The final week of the show has been light on Sana. Instead, each character who never received a full season has had a few minutes devoted to their perspective. These are the other girls from the girl squad, Vilde and Chris, and the boyfriends of each main character: Eva’s ex Jonas, Isak’s boyfriend Even, Eva’s current fling “Penetrator Chris” and Noora’s on-off boyfriend William.

It’s understandable to want to cover key perspectives in the show’s final week, but it can feel teasing – we get a short glimpse into characters' home lives, like Vilde struggling to care for her depressed mother, but the scene ends before we can really get into it. And, of course, it takes precious time away from Sana in the show’s final minutes.

Some were frustrated by the characters focused on. “Penetrator Chris” is a particularly minor character – one fan account wrote of his scene: “This is absolutely irrelevant. 1) It sidelines Sana 2) It asks more questions 3) It doesn’t answer shit. This isn’t even Sana’s season anymore and that’s absolutely disgusting. She didn’t even get closure or ten episodes or anything.

“Sana has been disrespected and disregarded and erased and sidelined and that is fucking gross. She deserved better. Yet here we are watching a Penetrator Chris clip. How ironic that it’s not even called just “Christopher” because that’s all he is. “Penetrator Chris”.

It’s been a dramatic close for a usually warm and tight-knit fan community. Of course, many fans are delighted with the final season: their only sadness is there won’t be more. One of the largest fan accounts tried to keep things positive. “I know people have mixed feelings about Skam and who deserves what in terms of screentime this season (etc),” they wrote, “which I totally understand.

"However, everything has already been filmed, so there is nothing we can do about it. I think this last week of Skam will be much more enjoyable for everyone if we focus on the positives in the clips ahead. Skam isn’t perfect. People are allowed to disagree. But let’s go into this week being grateful for everything Skam has given us.”

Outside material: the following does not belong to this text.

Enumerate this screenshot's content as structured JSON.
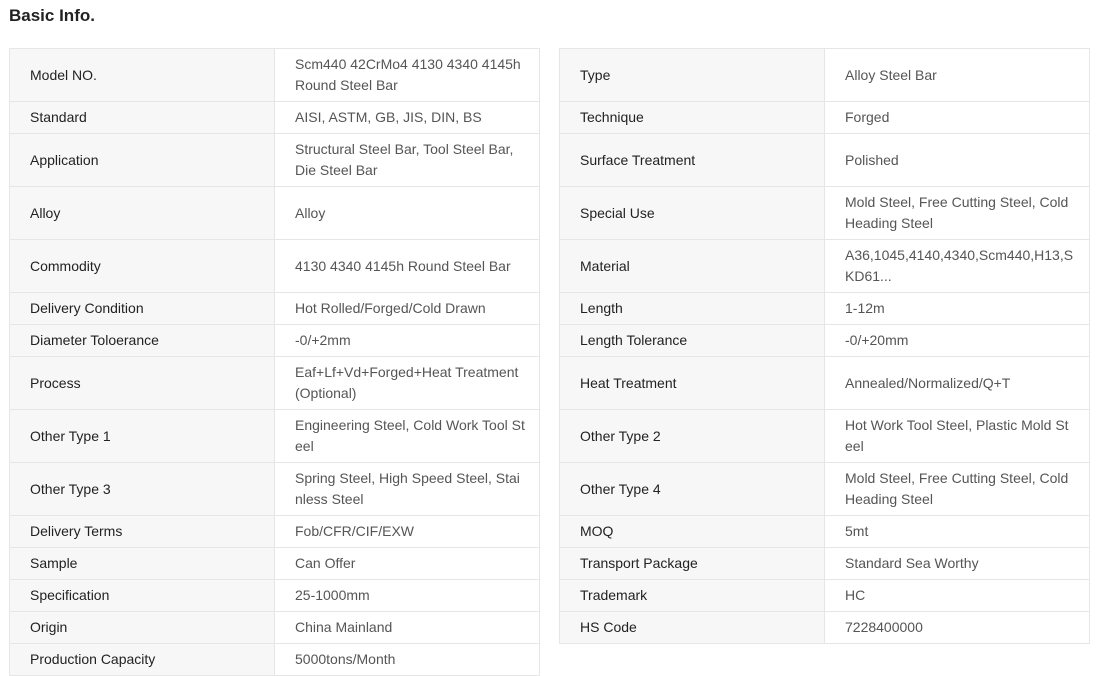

Some fans choose to look to what the future holds for the show – an American remake. It will keep the same characters and plotlines as the original, and Andem may be involved.

Few think it will be a patch on the current show, but some are excited to have the chance to watch it teasingly as a group regardless. It seems unlikely that the US remake will compare in terms of quality – not least because the original was so heavily researched and tied to Norwegian culture. But for fans struggling to let go of Skam, it can’t come soon enough.

Anna Leszkiewicz is a pop culture writer at the New Statesman.

0800 7318496